Required work:
The string "this" may appear in lines of the data; report how many lines contain it, with no other output.

Provided data:
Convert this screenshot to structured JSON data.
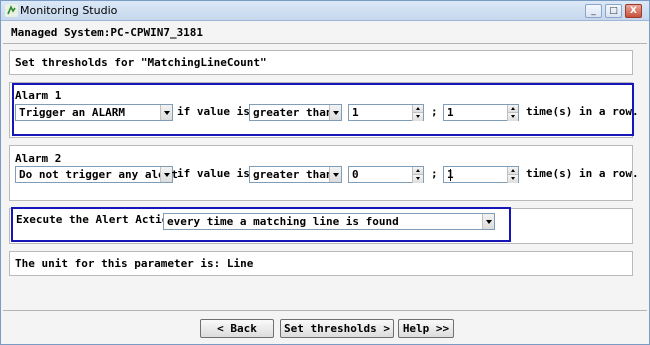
{
  "window": {
    "title": "Monitoring Studio",
    "minimize_glyph": "_",
    "maximize_glyph": "□",
    "close_glyph": "X"
  },
  "header": {
    "managed_system": "Managed System:PC-CPWIN7_3181"
  },
  "thresholds_panel": {
    "title": "Set thresholds for \"MatchingLineCount\""
  },
  "alarm1": {
    "title": "Alarm 1",
    "action": "Trigger an ALARM",
    "if_label": "if value is",
    "operator": "greater than",
    "value": "1",
    "separator": ";",
    "times": "1",
    "suffix": "time(s) in a row."
  },
  "alarm2": {
    "title": "Alarm 2",
    "action": "Do not trigger any alert",
    "if_label": "if value is",
    "operator": "greater than",
    "value": "0",
    "separator": ";",
    "times": "1",
    "suffix": "time(s) in a row."
  },
  "alert_actions": {
    "label": "Execute the Alert Actions",
    "mode": "every time a matching line is found"
  },
  "unit_panel": {
    "text": "The unit for this parameter is: Line"
  },
  "buttons": {
    "back": "< Back",
    "set_thresholds": "Set thresholds >",
    "help": "Help >>"
  }
}
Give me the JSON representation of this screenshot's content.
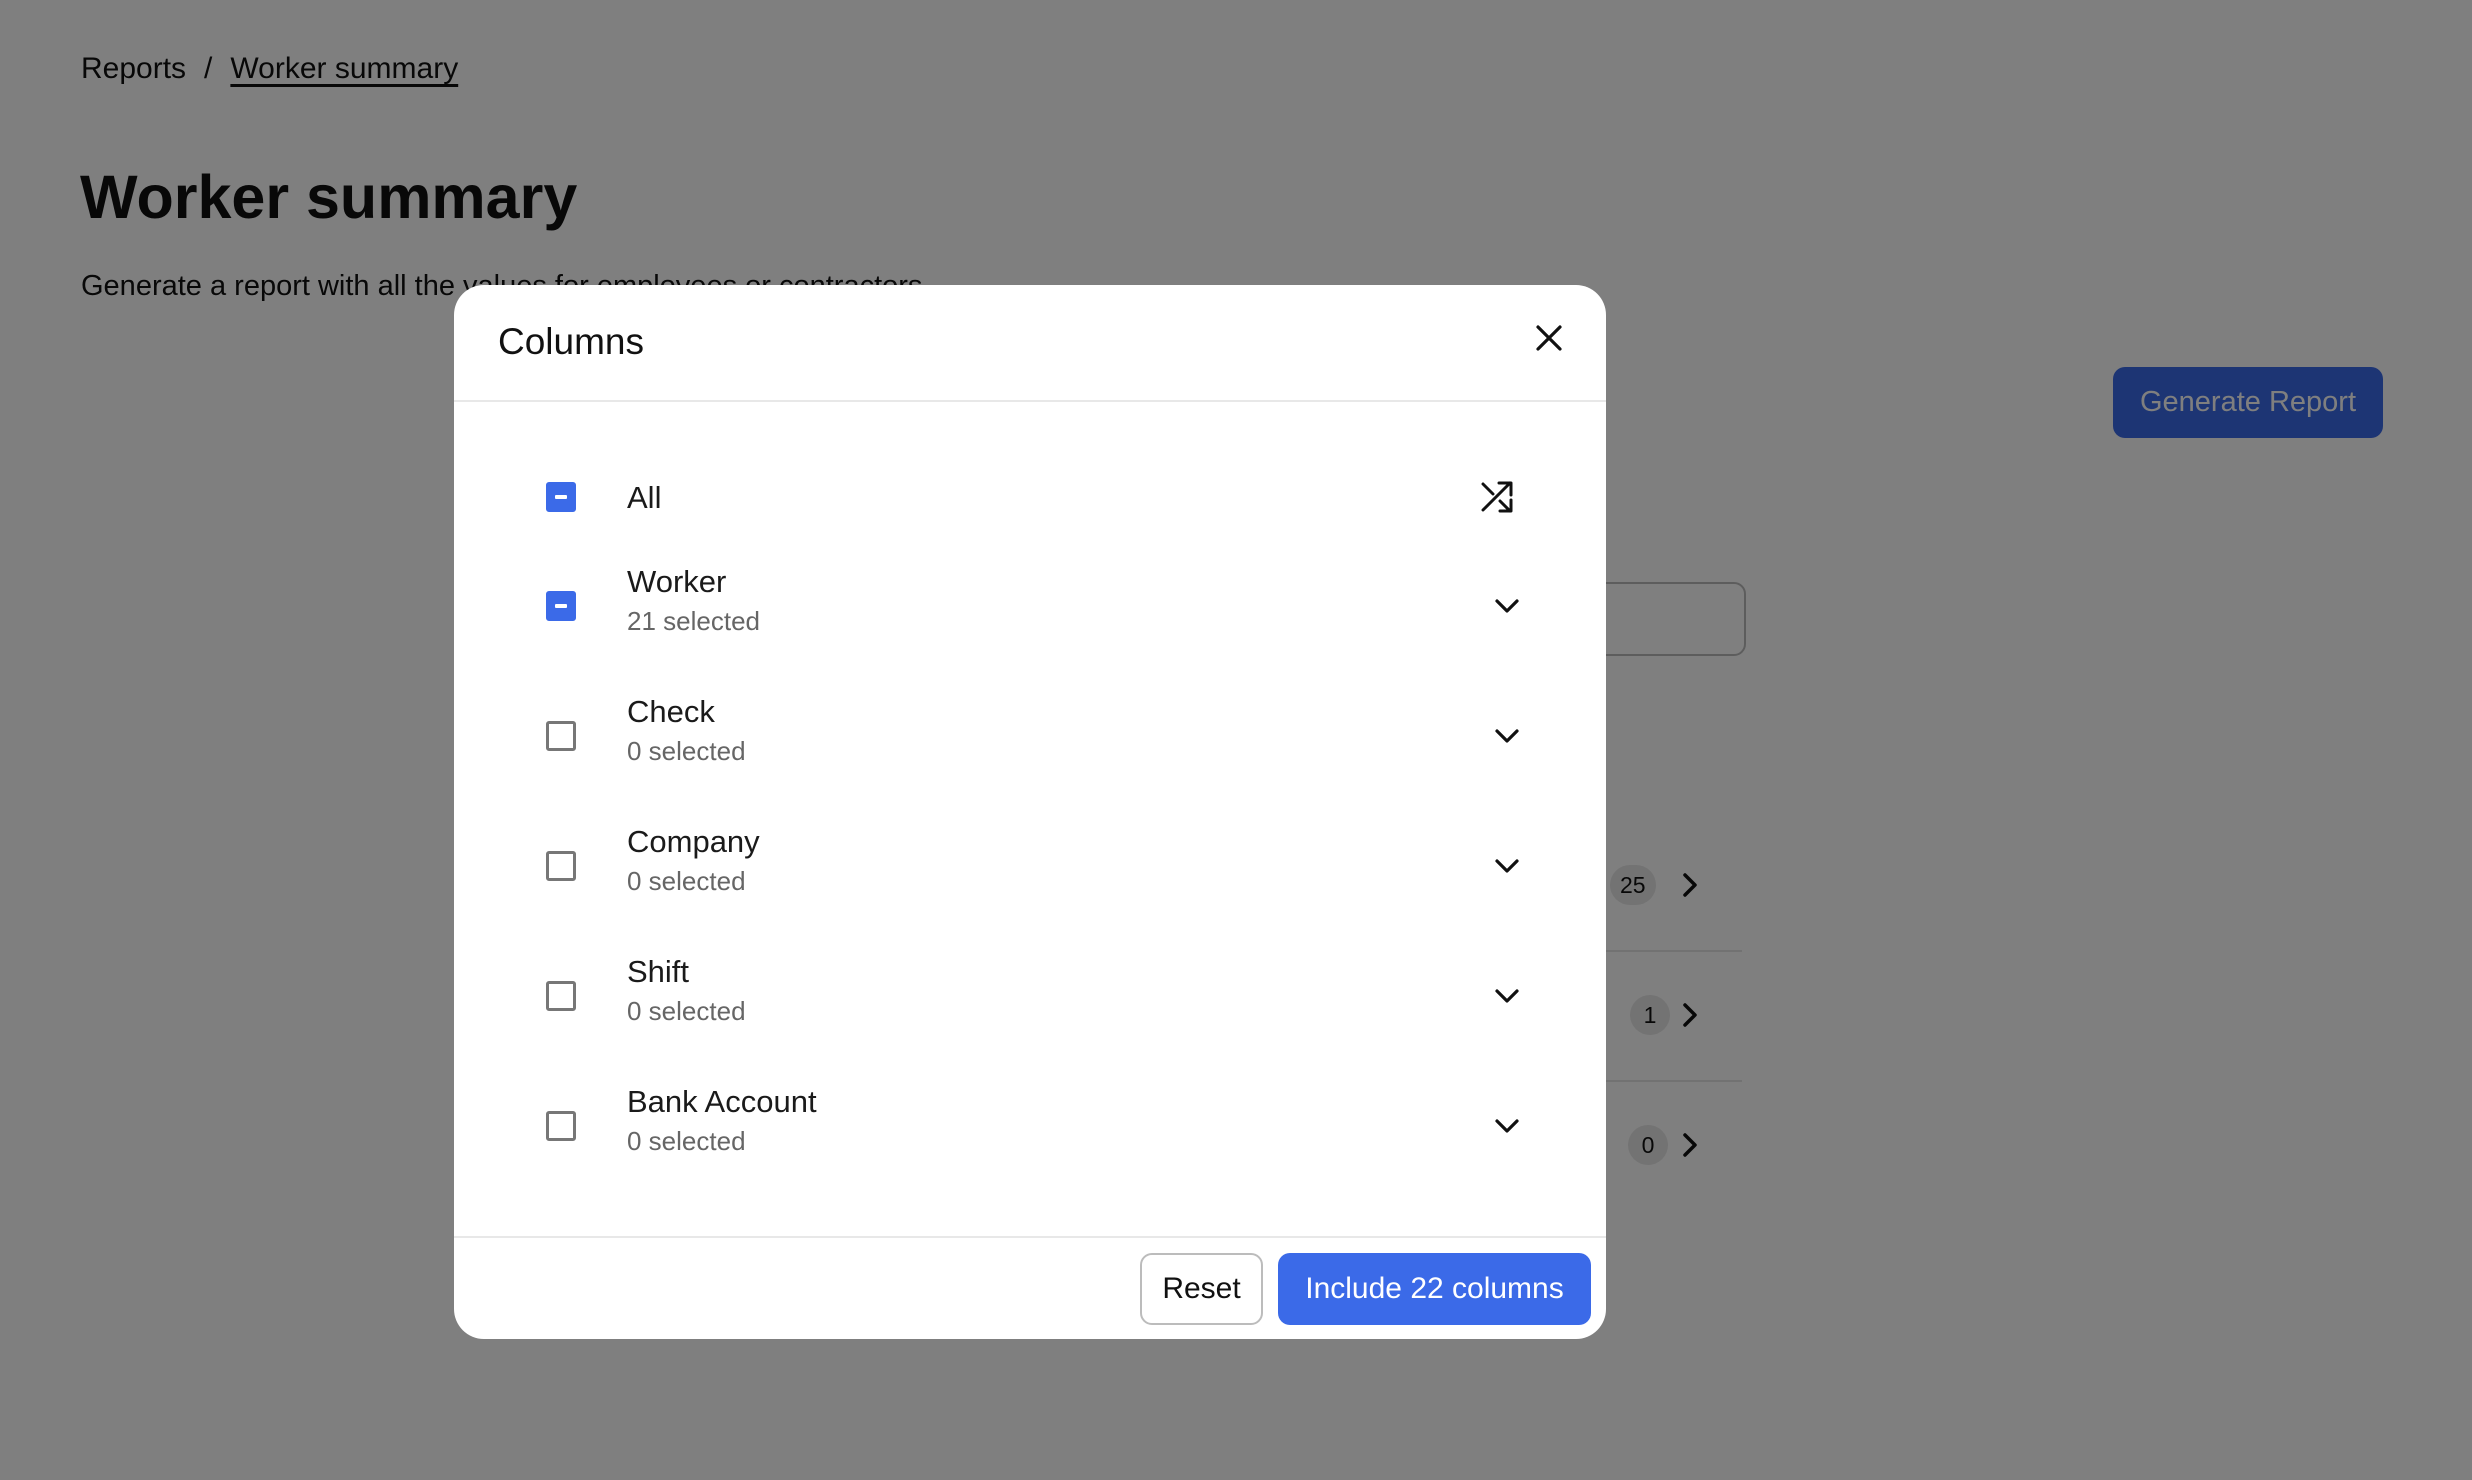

Solved problem:
3